Paper short abstract:
After more than a year’s fieldwork in Upper Guinea, I wish to question how the introduction of metal detectors, and the new possibilities they offer, has impacted gold miners’ representations of their own work and how it is related to the local conceptions of luck and uncertainty.
Paper long abstract:
The aim of this paper is to question how the introduction of a new technological tool has impacted gold-miners' representations of their own work, and more specifically, the importance that luck holds in their daily practices. Indeed, in Upper Guinea, gold is considered as the property of specific spiritual entities. These spirits (djinn) are supposed to « choose » the individuals to whom they show gold. Thus, whenever a miner finds gold, he is considered to be « lucky ».

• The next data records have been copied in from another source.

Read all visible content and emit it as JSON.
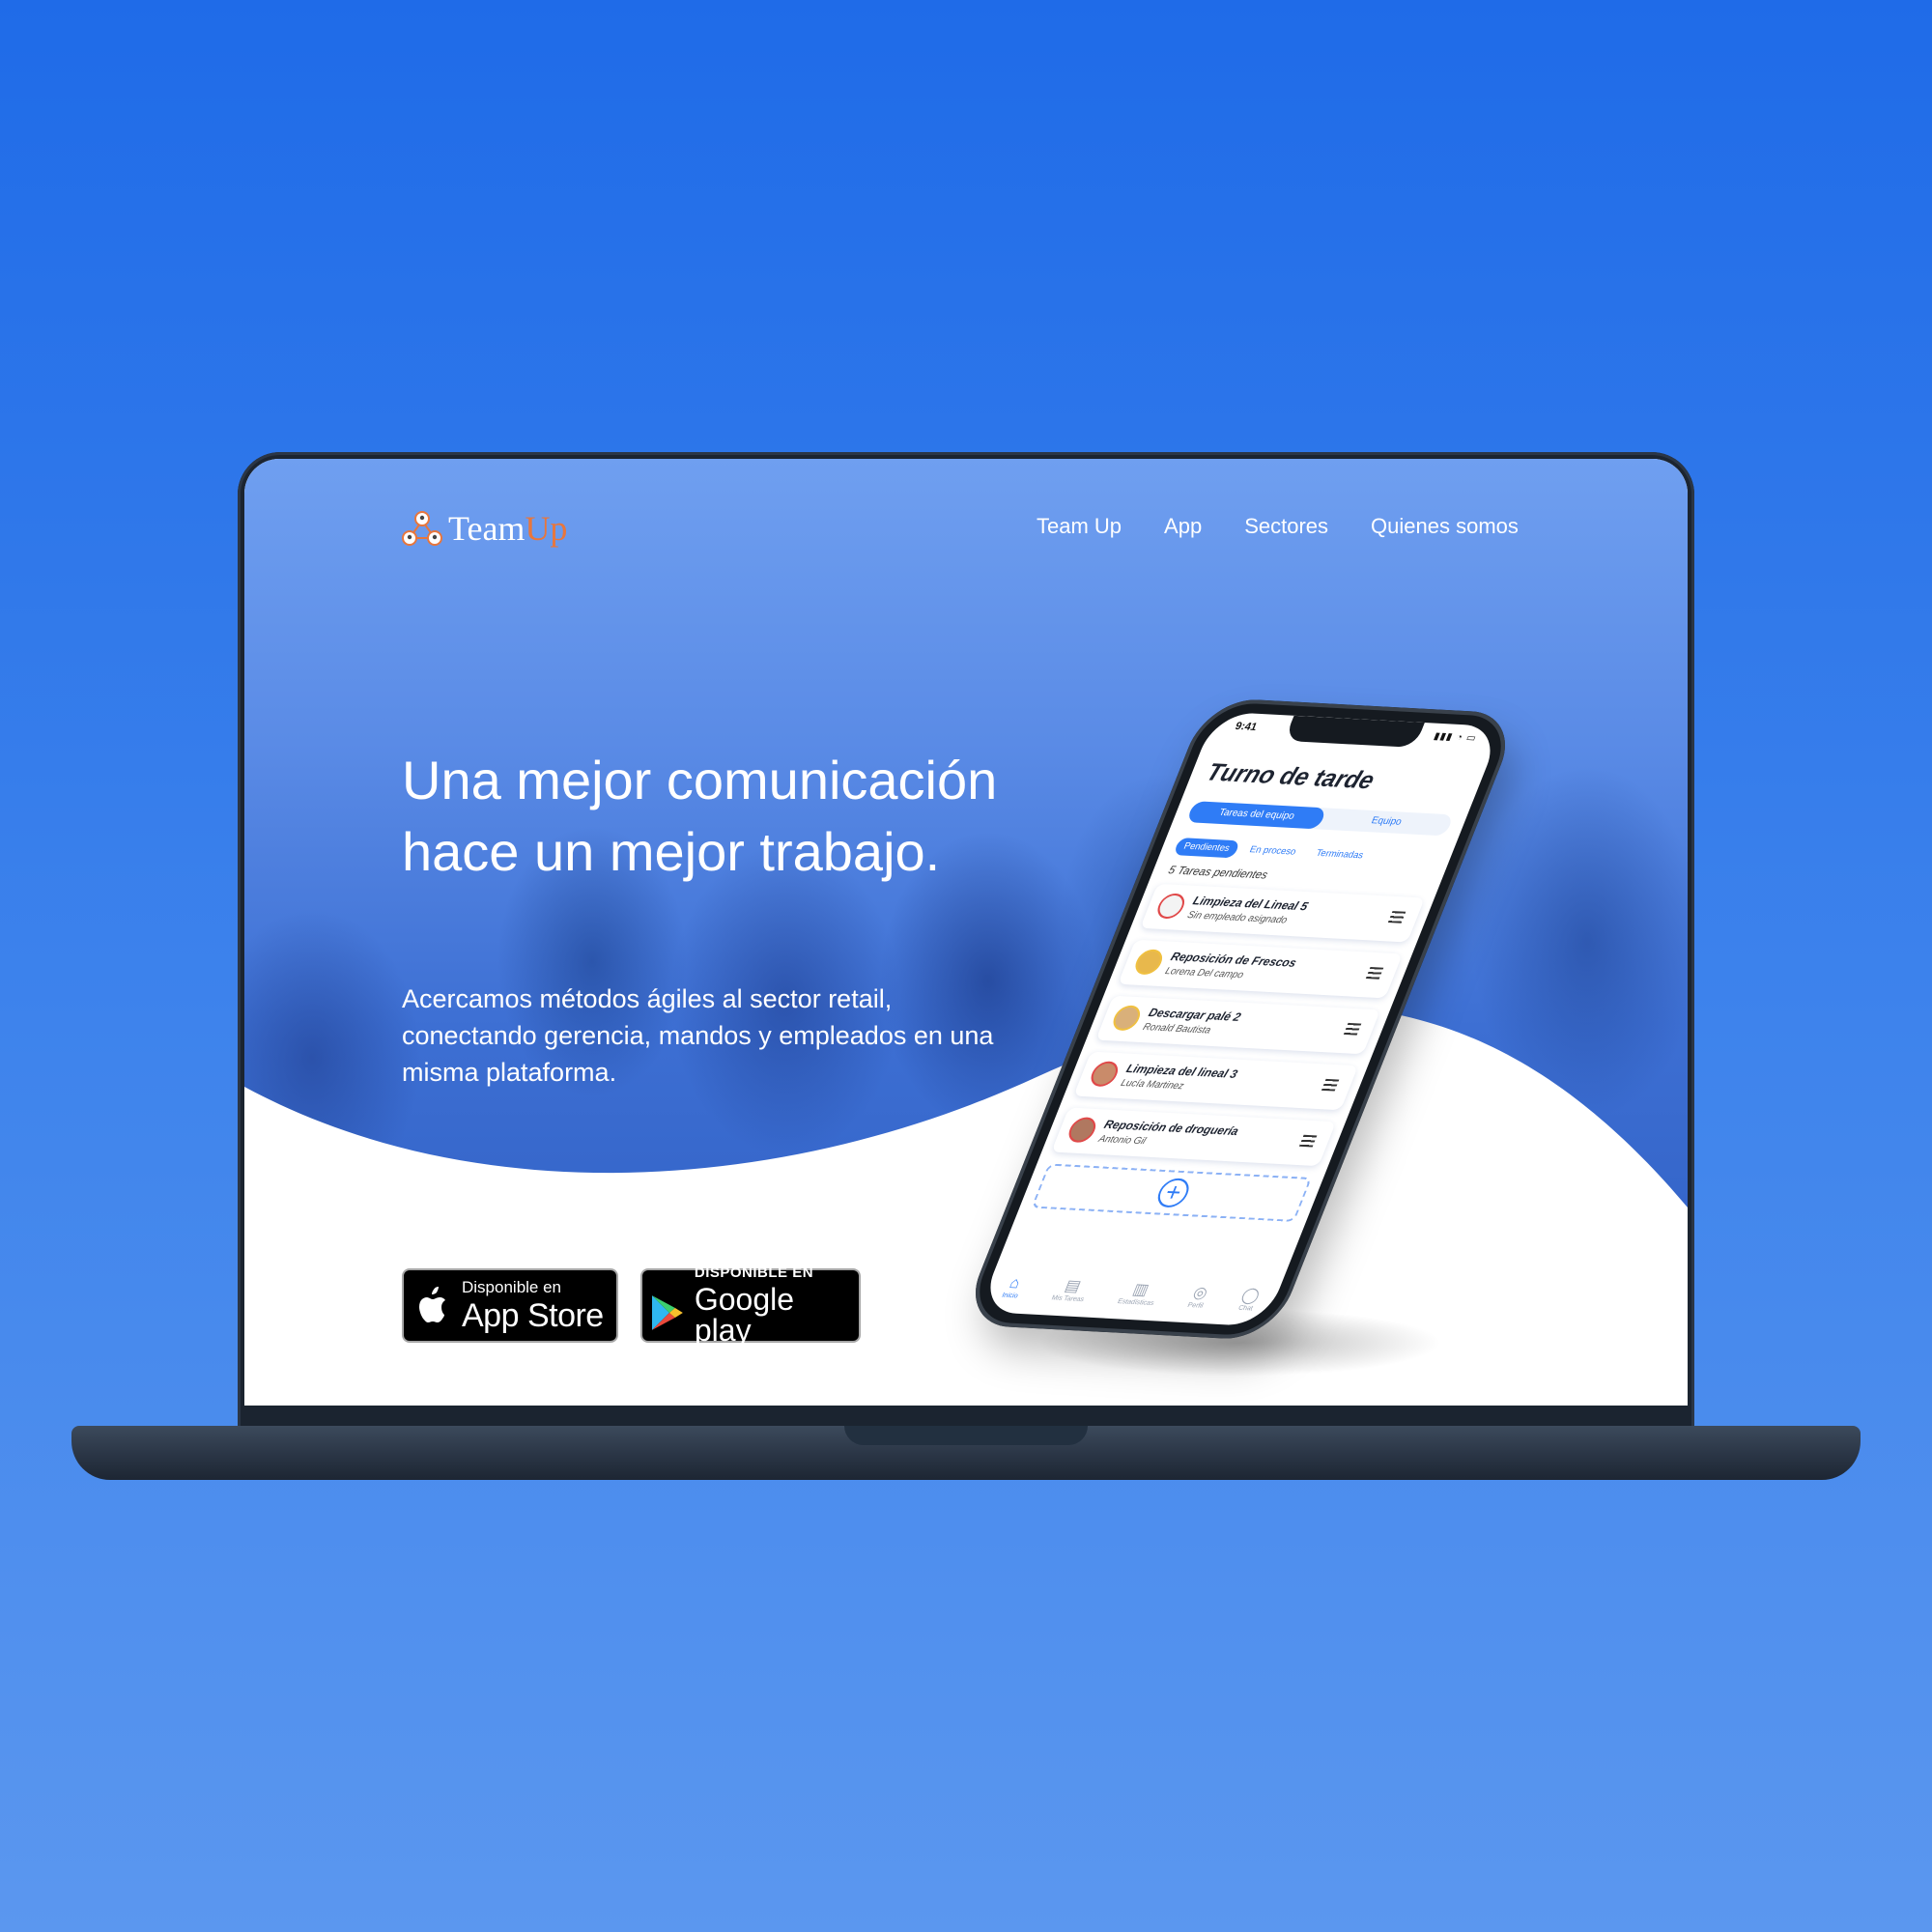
{
  "brand": {
    "name_part1": "Team",
    "name_part2": "Up",
    "accent": "#e8763c"
  },
  "nav": {
    "items": [
      "Team Up",
      "App",
      "Sectores",
      "Quienes somos"
    ]
  },
  "hero": {
    "headline": "Una mejor comunicación hace un mejor trabajo.",
    "subtext": "Acercamos métodos ágiles al sector retail, conectando gerencia, mandos y empleados en una misma plataforma."
  },
  "badges": {
    "appstore": {
      "small": "Disponible en",
      "big": "App Store",
      "icon": "apple-icon"
    },
    "google": {
      "small": "DISPONIBLE EN",
      "big": "Google play",
      "icon": "google-play-icon"
    }
  },
  "phone": {
    "time": "9:41",
    "title": "Turno de tarde",
    "segments": [
      "Tareas del equipo",
      "Equipo"
    ],
    "tabs": [
      "Pendientes",
      "En proceso",
      "Terminadas"
    ],
    "count": "5 Tareas pendientes",
    "tasks": [
      {
        "name": "Limpieza del Lineal 5",
        "assignee": "Sin empleado asignado"
      },
      {
        "name": "Reposición de Frescos",
        "assignee": "Lorena Del campo"
      },
      {
        "name": "Descargar palé 2",
        "assignee": "Ronald Bautista"
      },
      {
        "name": "Limpieza del lineal 3",
        "assignee": "Lucía Martinez"
      },
      {
        "name": "Reposición de droguería",
        "assignee": "Antonio Gil"
      }
    ],
    "bottom_nav": [
      "Inicio",
      "Mis Tareas",
      "Estadísticas",
      "Perfil",
      "Chat"
    ],
    "accent": "#2f7cf6"
  },
  "colors": {
    "background": "#2a74ea",
    "hero_blue": "#3d6fd3"
  }
}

I have carried out a year of fieldwork in a village of Upper Guinea, where I have regularly accompanied miners to artisanal gold mines they work in. Through participant-observation and interviews I have noted that a miner's success is considered as the outcome of his own luck rather than the result of his savoir-faire. In 2011, however, artisanal gold-miners started to use a new technology: metal detectors, locally called "white cane". This brought me to delve deeper in miners' representations of luck and of their work.
First, I will describe the religious and magical views about gold in the area and their consequences on the exploitation of gold. Then, I will show how the use of detectors has led mining migrations to be less stable and more masculine. Finally, I will discuss the manners by which agents justify their success and relate it to luck. It will appear that gold miners' practices in Guinea cannot be fully understood if the local representations of luck and uncertainty are not thoroughly considered.
Mining technology: practices, knowledge and materials across and beyond the mines